The Abolition Movement

The Abolition Reform Movement in 19th Century America

Goals and Tactics

The ultimate goal of the Abolition Movement was to abolish slavery from the United States. This movement took route in the North where many people were against the use of slaves. Their opponents in the South relied on African-American slaves to work in their agricultural fields. The South realized that if slavery was abolished their economy would be devastated. This led to the chasm of ideas between the North and the South. The South became the leading villains to the Abolitionists. Although the immediate goal of the Abolition Movement was the emancipation of all slaves, they had some other goals and they had ways to achieve these goals.

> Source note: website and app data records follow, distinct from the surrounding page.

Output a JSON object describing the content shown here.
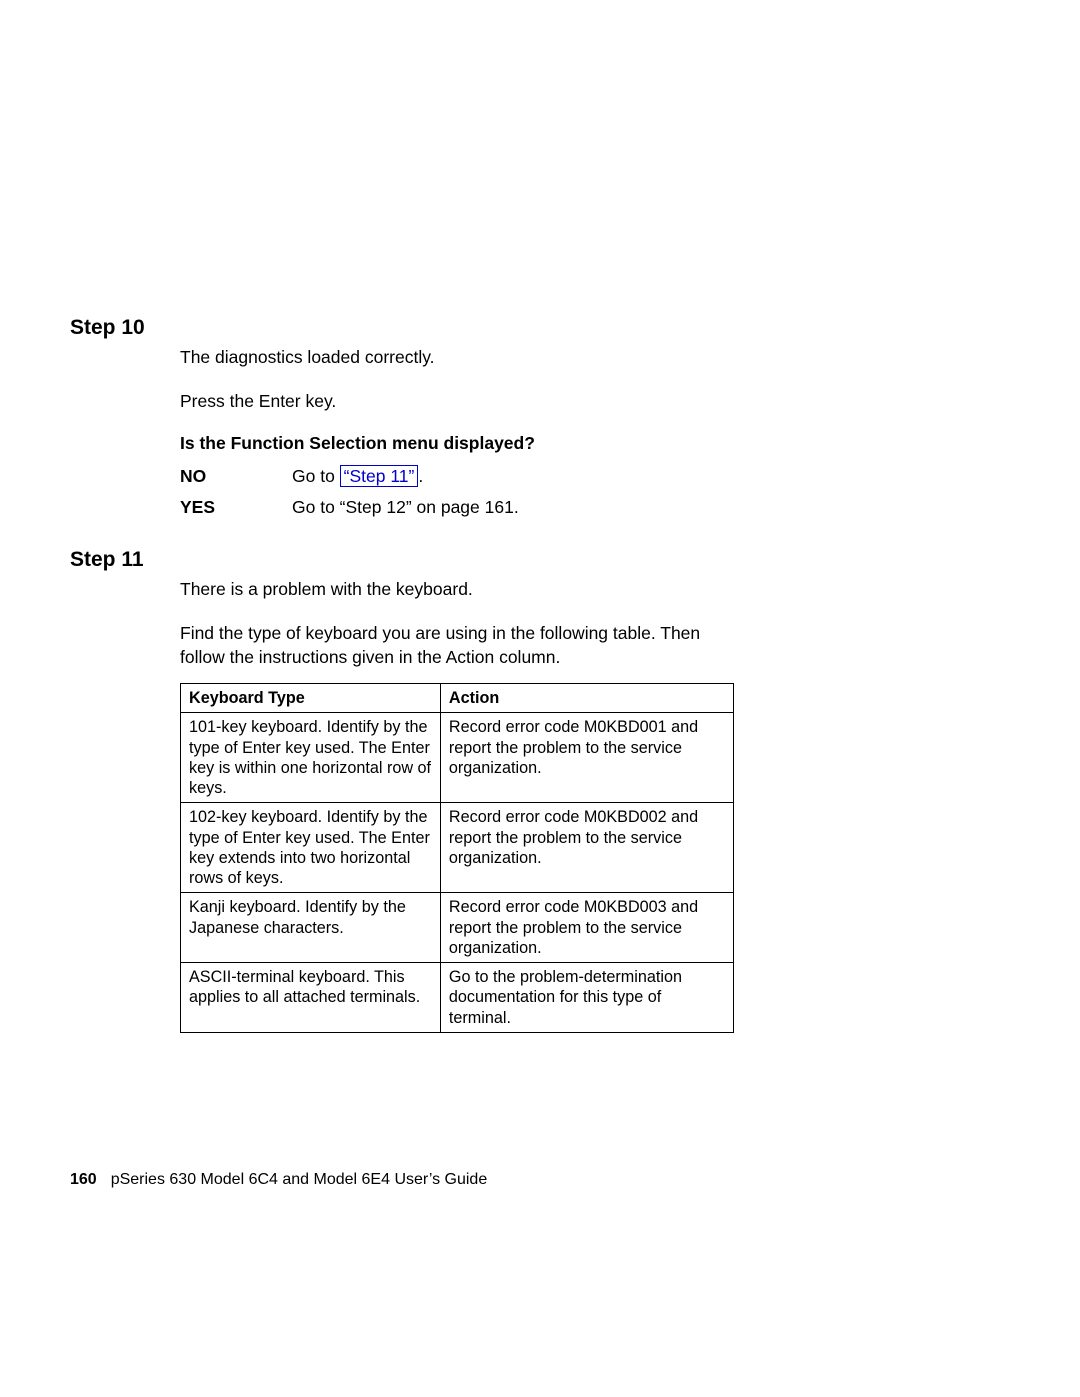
{
  "step10": {
    "heading": "Step 10",
    "line1": "The diagnostics loaded correctly.",
    "line2": "Press the Enter key.",
    "question": "Is the Function Selection menu displayed?",
    "no_label": "NO",
    "no_prefix": "Go to ",
    "no_link": "“Step 11”",
    "no_suffix": ".",
    "yes_label": "YES",
    "yes_text": "Go to “Step 12” on page 161."
  },
  "step11": {
    "heading": "Step 11",
    "line1": "There is a problem with the keyboard.",
    "line2": "Find the type of keyboard you are using in the following table. Then follow the instructions given in the Action column.",
    "table": {
      "head": {
        "c1": "Keyboard Type",
        "c2": "Action"
      },
      "rows": [
        {
          "c1": "101-key keyboard. Identify by the type of Enter key used. The Enter key is within one horizontal row of keys.",
          "c2": "Record error code M0KBD001 and report the problem to the service organization."
        },
        {
          "c1": "102-key keyboard. Identify by the type of Enter key used. The Enter key extends into two horizontal rows of keys.",
          "c2": "Record error code M0KBD002 and report the problem to the service organization."
        },
        {
          "c1": "Kanji keyboard. Identify by the Japanese characters.",
          "c2": "Record error code M0KBD003 and report the problem to the service organization."
        },
        {
          "c1": "ASCII-terminal keyboard. This applies to all attached terminals.",
          "c2": "Go to the problem-determination documentation for this type of terminal."
        }
      ]
    }
  },
  "footer": {
    "page_number": "160",
    "title": "pSeries 630 Model 6C4 and Model 6E4 User’s Guide"
  }
}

One of these goals was to bring all slaves immediate freedom without compensation from their owners. They also wanted all African Americans to have equal rights as Whites. This goal proved to be the hardest. The Northerners believed that slavery should end, but they didn't think that the blacks were equal, or should have equal rights as them. They believed that the African Americans were inferior to them in every way. Abolitionists put all of their effort into changing the Northerners ideas to gain support. They started to achieve their goal with Church members. The banked on the immorality of

slavery and how it goes against the ways of Christ. Because this occurred during the Second Great Awakening, many people started to support these Abolitionists. With more supporters came more anti-Abolitionist. These people would riot against these Abolitionists. These riots forced some free slaves to head for Canada.

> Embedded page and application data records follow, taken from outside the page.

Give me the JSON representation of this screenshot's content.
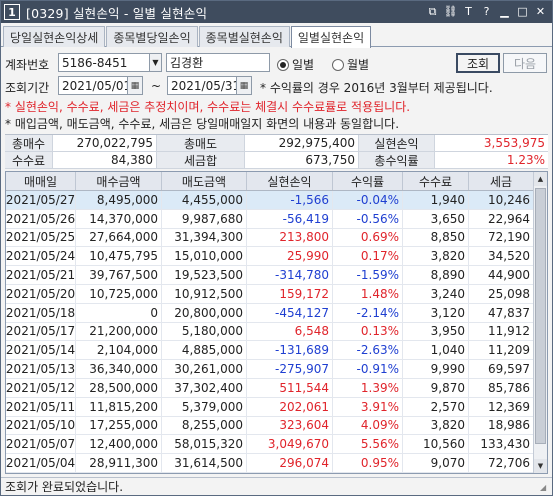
{
  "window": {
    "number": "1",
    "title": "[0329] 실현손익 - 일별 실현손익"
  },
  "tabs": [
    {
      "label": "당일실현손익상세",
      "active": false
    },
    {
      "label": "종목별당일손익",
      "active": false
    },
    {
      "label": "종목별실현손익",
      "active": false
    },
    {
      "label": "일별실현손익",
      "active": true
    }
  ],
  "form": {
    "account_label": "계좌번호",
    "account_value": "5186-8451",
    "owner_name": "김경환",
    "period_label": "조회기간",
    "date_from": "2021/05/01",
    "date_to": "2021/05/31",
    "tilde": "~",
    "radio_daily": "일별",
    "radio_monthly": "월별",
    "search_button": "조회",
    "next_button": "다음"
  },
  "notes": [
    {
      "text": "* 수익률의 경우 2016년 3월부터 제공됩니다.",
      "color": "black"
    },
    {
      "text": "* 실현손익, 수수료, 세금은 추정치이며, 수수료는 체결시 수수료률로 적용됩니다.",
      "color": "red"
    },
    {
      "text": "* 매입금액, 매도금액, 수수료, 세금은 당일매매일지 화면의 내용과 동일합니다.",
      "color": "black"
    }
  ],
  "summary": {
    "total_buy_label": "총매수",
    "total_buy": "270,022,795",
    "total_sell_label": "총매도",
    "total_sell": "292,975,400",
    "realized_label": "실현손익",
    "realized": "3,553,975",
    "fee_label": "수수료",
    "fee": "84,380",
    "tax_total_label": "세금합",
    "tax_total": "673,750",
    "total_return_label": "총수익률",
    "total_return": "1.23%"
  },
  "table": {
    "columns": [
      "매매일",
      "매수금액",
      "매도금액",
      "실현손익",
      "수익률",
      "수수료",
      "세금"
    ],
    "rows": [
      {
        "date": "2021/05/27",
        "buy": "8,495,000",
        "sell": "4,455,000",
        "pnl": "-1,566",
        "rate": "-0.04%",
        "fee": "1,940",
        "tax": "10,246",
        "sign": "neg"
      },
      {
        "date": "2021/05/26",
        "buy": "14,370,000",
        "sell": "9,987,680",
        "pnl": "-56,419",
        "rate": "-0.56%",
        "fee": "3,650",
        "tax": "22,964",
        "sign": "neg"
      },
      {
        "date": "2021/05/25",
        "buy": "27,664,000",
        "sell": "31,394,300",
        "pnl": "213,800",
        "rate": "0.69%",
        "fee": "8,850",
        "tax": "72,190",
        "sign": "pos"
      },
      {
        "date": "2021/05/24",
        "buy": "10,475,795",
        "sell": "15,010,000",
        "pnl": "25,990",
        "rate": "0.17%",
        "fee": "3,820",
        "tax": "34,520",
        "sign": "pos"
      },
      {
        "date": "2021/05/21",
        "buy": "39,767,500",
        "sell": "19,523,500",
        "pnl": "-314,780",
        "rate": "-1.59%",
        "fee": "8,890",
        "tax": "44,900",
        "sign": "neg"
      },
      {
        "date": "2021/05/20",
        "buy": "10,725,000",
        "sell": "10,912,500",
        "pnl": "159,172",
        "rate": "1.48%",
        "fee": "3,240",
        "tax": "25,098",
        "sign": "pos"
      },
      {
        "date": "2021/05/18",
        "buy": "0",
        "sell": "20,800,000",
        "pnl": "-454,127",
        "rate": "-2.14%",
        "fee": "3,120",
        "tax": "47,837",
        "sign": "neg"
      },
      {
        "date": "2021/05/17",
        "buy": "21,200,000",
        "sell": "5,180,000",
        "pnl": "6,548",
        "rate": "0.13%",
        "fee": "3,950",
        "tax": "11,912",
        "sign": "pos"
      },
      {
        "date": "2021/05/14",
        "buy": "2,104,000",
        "sell": "4,885,000",
        "pnl": "-131,689",
        "rate": "-2.63%",
        "fee": "1,040",
        "tax": "11,209",
        "sign": "neg"
      },
      {
        "date": "2021/05/13",
        "buy": "36,340,000",
        "sell": "30,261,000",
        "pnl": "-275,907",
        "rate": "-0.91%",
        "fee": "9,990",
        "tax": "69,597",
        "sign": "neg"
      },
      {
        "date": "2021/05/12",
        "buy": "28,500,000",
        "sell": "37,302,400",
        "pnl": "511,544",
        "rate": "1.39%",
        "fee": "9,870",
        "tax": "85,786",
        "sign": "pos"
      },
      {
        "date": "2021/05/11",
        "buy": "11,815,200",
        "sell": "5,379,000",
        "pnl": "202,061",
        "rate": "3.91%",
        "fee": "2,570",
        "tax": "12,369",
        "sign": "pos"
      },
      {
        "date": "2021/05/10",
        "buy": "17,255,000",
        "sell": "8,255,000",
        "pnl": "323,604",
        "rate": "4.09%",
        "fee": "3,820",
        "tax": "18,986",
        "sign": "pos"
      },
      {
        "date": "2021/05/07",
        "buy": "12,400,000",
        "sell": "58,015,320",
        "pnl": "3,049,670",
        "rate": "5.56%",
        "fee": "10,560",
        "tax": "133,430",
        "sign": "pos"
      },
      {
        "date": "2021/05/04",
        "buy": "28,911,300",
        "sell": "31,614,500",
        "pnl": "296,074",
        "rate": "0.95%",
        "fee": "9,070",
        "tax": "72,706",
        "sign": "pos"
      }
    ]
  },
  "status": {
    "text": "조회가 완료되었습니다."
  },
  "colors": {
    "positive": "#e0242b",
    "negative": "#1f3fd1",
    "selected_row": "#dbeaf7",
    "titlebar": "#3f4c5e"
  },
  "icons": [
    "window-number-icon",
    "restore-icon",
    "link-icon",
    "font-icon",
    "help-icon",
    "minimize-icon",
    "maximize-icon",
    "close-icon",
    "calendar-icon",
    "chevron-down-icon",
    "scroll-up-icon",
    "scroll-down-icon"
  ]
}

The Abolitionists or American Anti-Slavery Society knew they needed a new tactic in order to succeed in the emancipation of slaves. Abolitionists felt if they were to educate Blacks, then Whites would not feel that African Americans were entirely inferior to them. Unfortunately, once they began attempting this tactic, even more riots occurred. Northerners became frightened that educated Blacks would end up stealing their jobs and ruining their economy. Abolitionists found it extremely difficult to change the views of White Northerners. Although these initial attempts failed, they succeeded in bringing the Abolition movement to the forefront of American political debates.

Leaders of the Movement

William Lloyd Garrison

-December 10, 1805-May 24, 1879

-Editor of The Liberator, an Abolitionist newspaper

-Founder of the American Anti-Slavery Movement

-Wanted immediate emancipation of slaves

-Also a prominent figure for women's rights

Harriet Beecher Stowe

-June 14, 1811 – July 1, 1896

-Wrote "Uncle Tom's Cabin", a novel about life as an African-American slave

-Her novel was gained support in the North, and hatred in the South

-She was famous also for her support of the emancipation of slaves

Frederick Douglass

-February 1818–February 20, 1895

-Former slave

-Nation's most powerful Anti-Slavery speaker

-Wrote the book, "Narrative in the Life of Frederick Douglass"

-Leader of the Abolitionist Movement

Harriet Tubman

-1820-March 10, 1913

-Born into slavery, escaped and helped others escape

-Helped more than 350 slaves escape through the underground railroad

-Union spy during the Civil War

-Known as a "conductor" on the underground railroad

-African-American Abolitionist

John Brown

-May 9, 1800 – December 2, 1859

-Believed that the only way to overthrow slavery was through an armed uprising

-Started a slavery uprising in Harper's Valley, Virginia

-Killed 5 pro-slavery men in Kansas, became known as the Pottawatomie Massacre

-Known as America's first domestic terrorist

Abolitionism- From William Llord Garrisson to John Brown


-Virginia legislature launches an intense debate on abolishing slavery
-In response to Ohio's "Black Laws" restricting African American freedom, blacks migrate north to establish free black colonies in Canada, which becomes an important refuge for fugitive slaves
-The first National Negro Convention convenes in Philadelphia


-William Lloyd Garrison of Boston begins publishing The Liberator, the most famous anti-slavery newspaper


-American Antislavery Society, led by William Lloyd Garrison, is organized in Philadelphia. They campaign for African-American rights for the next 3 decades

-Abolitionists launch a campaign flooding Congress with antislavery petitions.


-Philadelphia blacks, under the leadership of well-to-do Robert Purvis, organize the Vigilance Committee to aid and assist fugitive slaves

-Founding of the Institute for Colored Youth, which later became Cheyney University, one of the earliest historically black colleges in the United States


-Abolitionists form the Liberty Party to promote political action against slavery


-Narrative of the Life of Frederick Douglass, an American Slave is published in Boston, launching the public career of the most notable black American spokesman of the 19th Century.


-Harriet Tubman escapes from slavery. She becomes a major conductor on the Underground Railroad, as well as an advocate for Women's Rights


-The Supreme Court's Dred Scott decision declares blacks, free or slave, have no citizenship rights


-The Civil War erupts as Lincoln is elected to President, and puts into effect the Emancipation Proclamation banning slavery